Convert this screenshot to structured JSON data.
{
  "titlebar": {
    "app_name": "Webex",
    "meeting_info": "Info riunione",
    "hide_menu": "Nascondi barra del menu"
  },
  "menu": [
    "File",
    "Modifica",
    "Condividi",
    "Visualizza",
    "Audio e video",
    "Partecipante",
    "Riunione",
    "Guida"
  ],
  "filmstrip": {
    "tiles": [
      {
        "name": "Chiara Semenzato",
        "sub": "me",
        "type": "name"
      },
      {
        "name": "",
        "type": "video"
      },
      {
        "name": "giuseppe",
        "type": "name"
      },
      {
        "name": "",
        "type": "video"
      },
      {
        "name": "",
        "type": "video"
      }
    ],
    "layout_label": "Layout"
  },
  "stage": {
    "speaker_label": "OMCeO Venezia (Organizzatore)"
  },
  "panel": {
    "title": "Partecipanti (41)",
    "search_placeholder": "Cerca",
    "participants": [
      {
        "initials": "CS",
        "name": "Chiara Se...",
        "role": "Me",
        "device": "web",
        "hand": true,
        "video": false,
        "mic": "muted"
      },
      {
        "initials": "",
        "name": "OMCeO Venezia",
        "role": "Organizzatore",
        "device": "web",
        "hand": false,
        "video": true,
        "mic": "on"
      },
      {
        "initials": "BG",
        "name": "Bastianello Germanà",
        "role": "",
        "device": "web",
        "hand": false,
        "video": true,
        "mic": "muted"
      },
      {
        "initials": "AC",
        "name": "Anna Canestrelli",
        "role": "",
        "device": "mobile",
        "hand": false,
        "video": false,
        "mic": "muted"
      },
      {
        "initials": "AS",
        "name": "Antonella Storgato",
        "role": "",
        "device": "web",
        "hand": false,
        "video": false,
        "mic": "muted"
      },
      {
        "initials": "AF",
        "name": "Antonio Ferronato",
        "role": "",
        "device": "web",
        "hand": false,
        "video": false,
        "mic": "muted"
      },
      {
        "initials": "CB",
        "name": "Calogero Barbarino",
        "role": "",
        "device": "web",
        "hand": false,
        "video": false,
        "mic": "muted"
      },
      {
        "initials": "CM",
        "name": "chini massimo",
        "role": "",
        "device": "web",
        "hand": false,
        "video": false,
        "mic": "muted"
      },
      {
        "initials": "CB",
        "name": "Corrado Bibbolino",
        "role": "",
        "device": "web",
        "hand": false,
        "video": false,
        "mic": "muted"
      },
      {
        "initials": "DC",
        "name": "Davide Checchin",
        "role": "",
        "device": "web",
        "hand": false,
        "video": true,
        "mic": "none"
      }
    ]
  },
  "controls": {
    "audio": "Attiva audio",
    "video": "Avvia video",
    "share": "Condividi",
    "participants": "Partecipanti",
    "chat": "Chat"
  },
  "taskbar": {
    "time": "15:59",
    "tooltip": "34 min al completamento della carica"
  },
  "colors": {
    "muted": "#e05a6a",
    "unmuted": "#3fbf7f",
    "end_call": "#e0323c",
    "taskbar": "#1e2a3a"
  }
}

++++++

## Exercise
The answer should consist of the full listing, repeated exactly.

## Problem solution
Convert this screenshot to structured JSON data.
{
  "titlebar": {
    "app_name": "Webex",
    "meeting_info": "Info riunione",
    "hide_menu": "Nascondi barra del menu"
  },
  "menu": [
    "File",
    "Modifica",
    "Condividi",
    "Visualizza",
    "Audio e video",
    "Partecipante",
    "Riunione",
    "Guida"
  ],
  "filmstrip": {
    "tiles": [
      {
        "name": "Chiara Semenzato",
        "sub": "me",
        "type": "name"
      },
      {
        "name": "",
        "type": "video"
      },
      {
        "name": "giuseppe",
        "type": "name"
      },
      {
        "name": "",
        "type": "video"
      },
      {
        "name": "",
        "type": "video"
      }
    ],
    "layout_label": "Layout"
  },
  "stage": {
    "speaker_label": "OMCeO Venezia (Organizzatore)"
  },
  "panel": {
    "title": "Partecipanti (41)",
    "search_placeholder": "Cerca",
    "participants": [
      {
        "initials": "CS",
        "name": "Chiara Se...",
        "role": "Me",
        "device": "web",
        "hand": true,
        "video": false,
        "mic": "muted"
      },
      {
        "initials": "",
        "name": "OMCeO Venezia",
        "role": "Organizzatore",
        "device": "web",
        "hand": false,
        "video": true,
        "mic": "on"
      },
      {
        "initials": "BG",
        "name": "Bastianello Germanà",
        "role": "",
        "device": "web",
        "hand": false,
        "video": true,
        "mic": "muted"
      },
      {
        "initials": "AC",
        "name": "Anna Canestrelli",
        "role": "",
        "device": "mobile",
        "hand": false,
        "video": false,
        "mic": "muted"
      },
      {
        "initials": "AS",
        "name": "Antonella Storgato",
        "role": "",
        "device": "web",
        "hand": false,
        "video": false,
        "mic": "muted"
      },
      {
        "initials": "AF",
        "name": "Antonio Ferronato",
        "role": "",
        "device": "web",
        "hand": false,
        "video": false,
        "mic": "muted"
      },
      {
        "initials": "CB",
        "name": "Calogero Barbarino",
        "role": "",
        "device": "web",
        "hand": false,
        "video": false,
        "mic": "muted"
      },
      {
        "initials": "CM",
        "name": "chini massimo",
        "role": "",
        "device": "web",
        "hand": false,
        "video": false,
        "mic": "muted"
      },
      {
        "initials": "CB",
        "name": "Corrado Bibbolino",
        "role": "",
        "device": "web",
        "hand": false,
        "video": false,
        "mic": "muted"
      },
      {
        "initials": "DC",
        "name": "Davide Checchin",
        "role": "",
        "device": "web",
        "hand": false,
        "video": true,
        "mic": "none"
      }
    ]
  },
  "controls": {
    "audio": "Attiva audio",
    "video": "Avvia video",
    "share": "Condividi",
    "participants": "Partecipanti",
    "chat": "Chat"
  },
  "taskbar": {
    "time": "15:59",
    "tooltip": "34 min al completamento della carica"
  },
  "colors": {
    "muted": "#e05a6a",
    "unmuted": "#3fbf7f",
    "end_call": "#e0323c",
    "taskbar": "#1e2a3a"
  }
}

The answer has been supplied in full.